As mobile operators use 5G networks, it is important that they prepare for the disruptive effects of cloud games. According to Openwave Mobility Mobile Video Industry Council (MOVIC) mobile operators, most operators believe cloud gaming could account for 25% to 50% of 5G traffic by 2022. Over 50 operators, including Vodafone, Orange, Deutsche Telekom, Verizon, AT & T and Telefonica, discussed the latest trends in mobile data. Analysts from Analysys Mason, Strategy Analytics and ABI Research have also contributed their own research.
5G networks support the streaming of cloud games so that consumers can play digital games on their handsets without having to own or install a copy of the game. These subscription-based services give customers access to a high-end gaming experience without the need for additional hardware.
"The emergence of cloud gaming platforms such as Google Stadia, Apple Arcade, Microsoft xCloud and Snap Games has not escaped the attention of operators," said John Giere, president and CEO of Openwave Mobility. "Over-the-top players (OTT players) have ambitious plans to become" Netflix for games ". There are libraries of thousands of instant games, which are ultimately three to four times the bandwidth of 5G networks compared to standard-definition video traffic.
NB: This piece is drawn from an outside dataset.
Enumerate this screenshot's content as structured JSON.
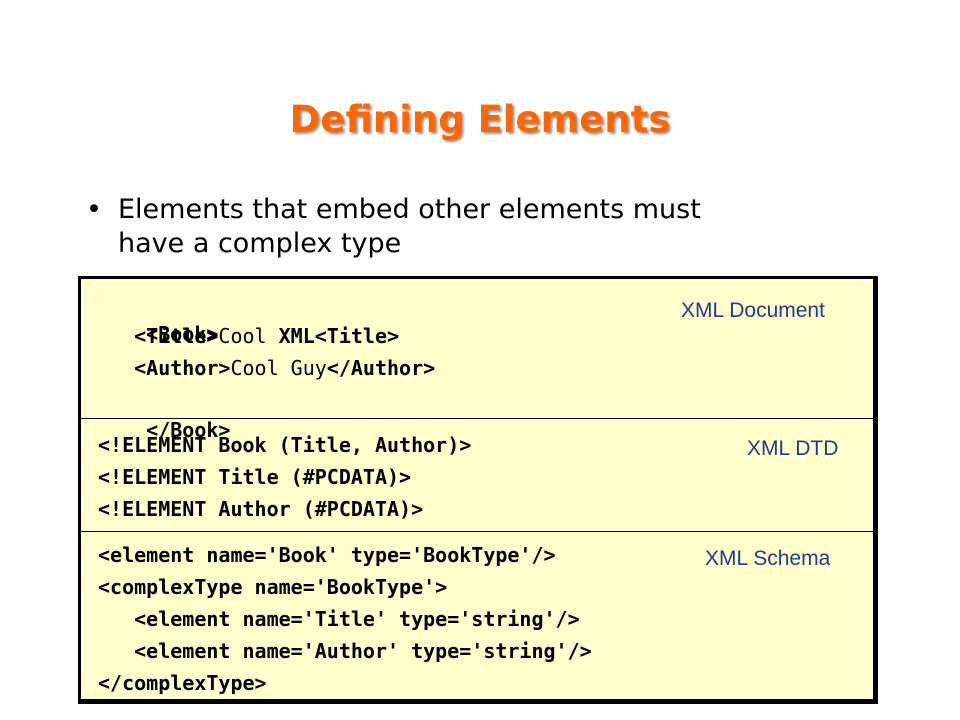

It is needless to say that this will affect the data strategies of mobile operators. "
Giere concluded: "While 5G rollouts are still in their infancy, OTTs are planning augmented, virtual and mixed reality services in addition to cloud gaming. Combined with the expected continuous growth of the streaming video, these services will quickly feed into the additional 5G bandwidth regulations. "
MOVIC has been set up as a forum for mobile operators to share data, best practices and strategies with like-minded people related to the growth of video for mobile and other emerging forms of mobile traffic.